**WORK REQUEST**
Down to the last line, reproduce the data that follows, but skip the pictures.

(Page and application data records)
....
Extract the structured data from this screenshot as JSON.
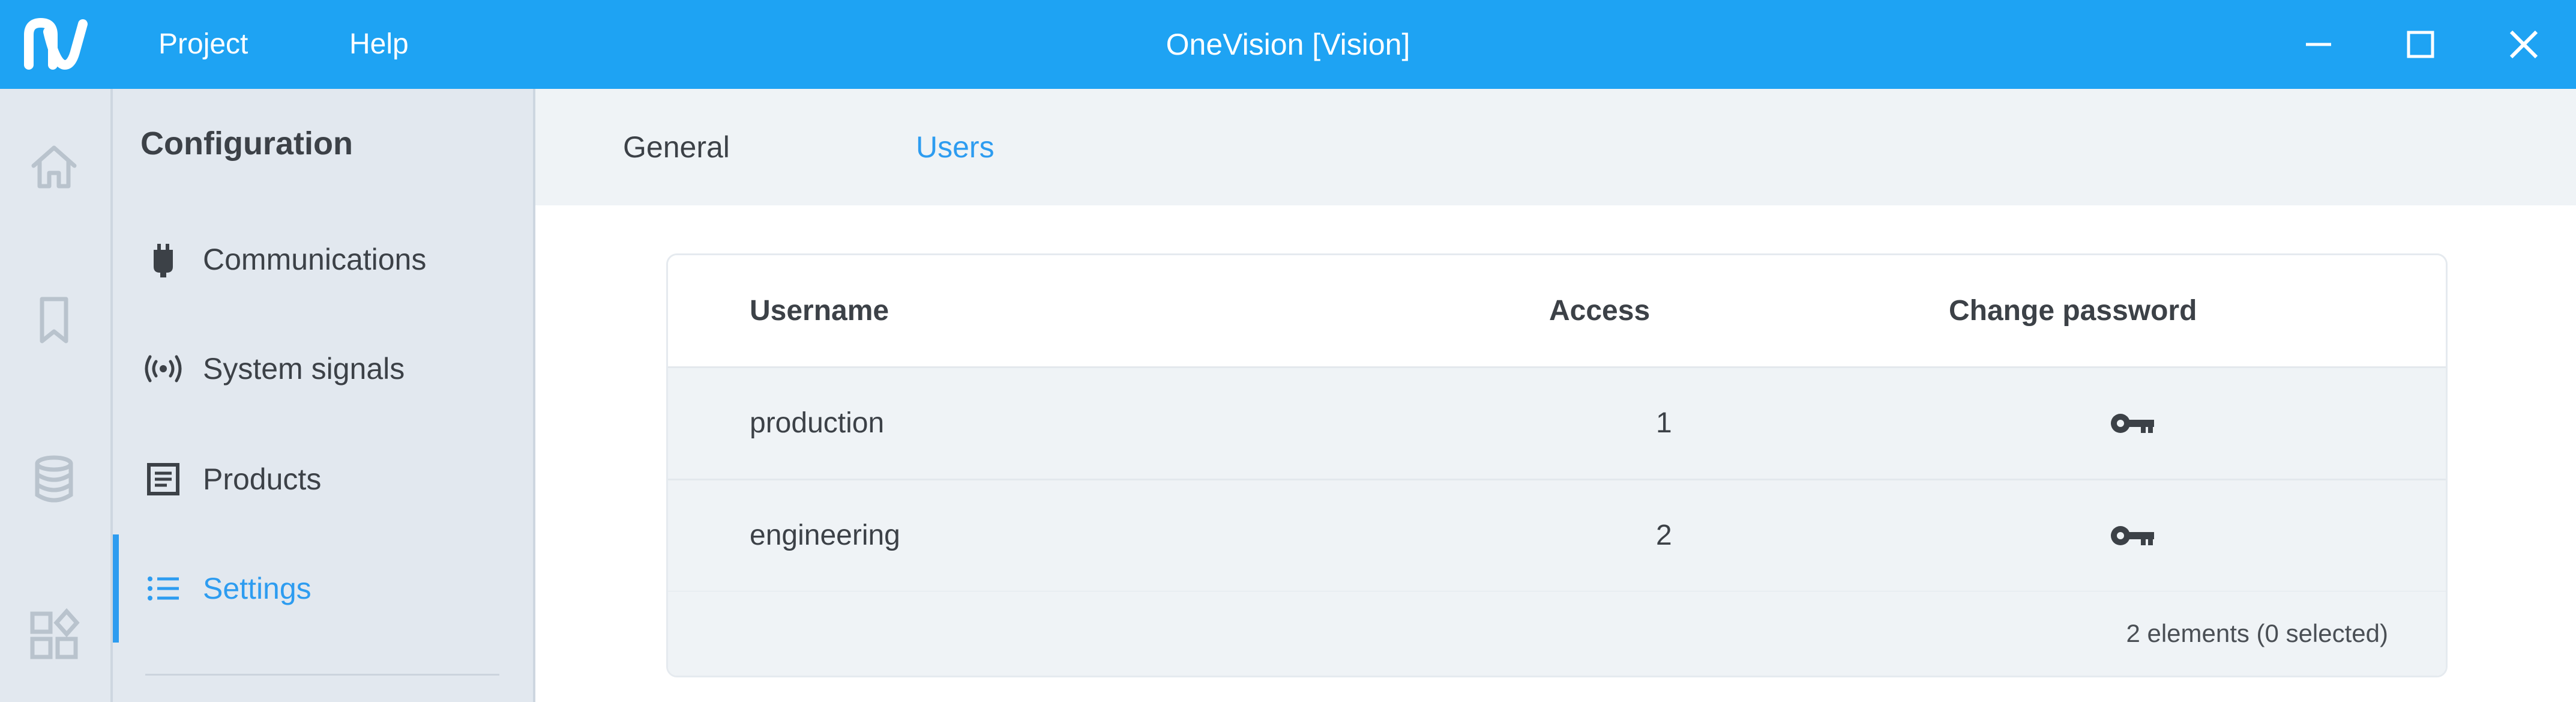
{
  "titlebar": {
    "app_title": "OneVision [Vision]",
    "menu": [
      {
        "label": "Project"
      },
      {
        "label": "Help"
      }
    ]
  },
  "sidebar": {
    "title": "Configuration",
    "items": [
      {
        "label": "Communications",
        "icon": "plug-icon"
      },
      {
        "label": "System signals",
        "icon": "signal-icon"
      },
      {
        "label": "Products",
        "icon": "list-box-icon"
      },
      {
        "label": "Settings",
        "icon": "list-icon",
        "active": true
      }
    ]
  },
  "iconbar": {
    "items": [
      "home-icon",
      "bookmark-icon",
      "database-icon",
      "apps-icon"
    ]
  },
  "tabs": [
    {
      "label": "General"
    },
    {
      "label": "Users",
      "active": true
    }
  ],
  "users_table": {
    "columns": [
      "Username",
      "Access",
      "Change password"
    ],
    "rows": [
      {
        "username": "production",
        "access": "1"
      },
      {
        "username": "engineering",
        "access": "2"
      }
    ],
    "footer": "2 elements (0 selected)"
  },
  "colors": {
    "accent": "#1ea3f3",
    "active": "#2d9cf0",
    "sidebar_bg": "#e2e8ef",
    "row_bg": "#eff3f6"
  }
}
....
**OUTPUT OF THE TASK**
Extract the structured data from this screenshot as JSON.
{
  "titlebar": {
    "app_title": "OneVision [Vision]",
    "menu": [
      {
        "label": "Project"
      },
      {
        "label": "Help"
      }
    ]
  },
  "sidebar": {
    "title": "Configuration",
    "items": [
      {
        "label": "Communications",
        "icon": "plug-icon"
      },
      {
        "label": "System signals",
        "icon": "signal-icon"
      },
      {
        "label": "Products",
        "icon": "list-box-icon"
      },
      {
        "label": "Settings",
        "icon": "list-icon",
        "active": true
      }
    ]
  },
  "iconbar": {
    "items": [
      "home-icon",
      "bookmark-icon",
      "database-icon",
      "apps-icon"
    ]
  },
  "tabs": [
    {
      "label": "General"
    },
    {
      "label": "Users",
      "active": true
    }
  ],
  "users_table": {
    "columns": [
      "Username",
      "Access",
      "Change password"
    ],
    "rows": [
      {
        "username": "production",
        "access": "1"
      },
      {
        "username": "engineering",
        "access": "2"
      }
    ],
    "footer": "2 elements (0 selected)"
  },
  "colors": {
    "accent": "#1ea3f3",
    "active": "#2d9cf0",
    "sidebar_bg": "#e2e8ef",
    "row_bg": "#eff3f6"
  }
}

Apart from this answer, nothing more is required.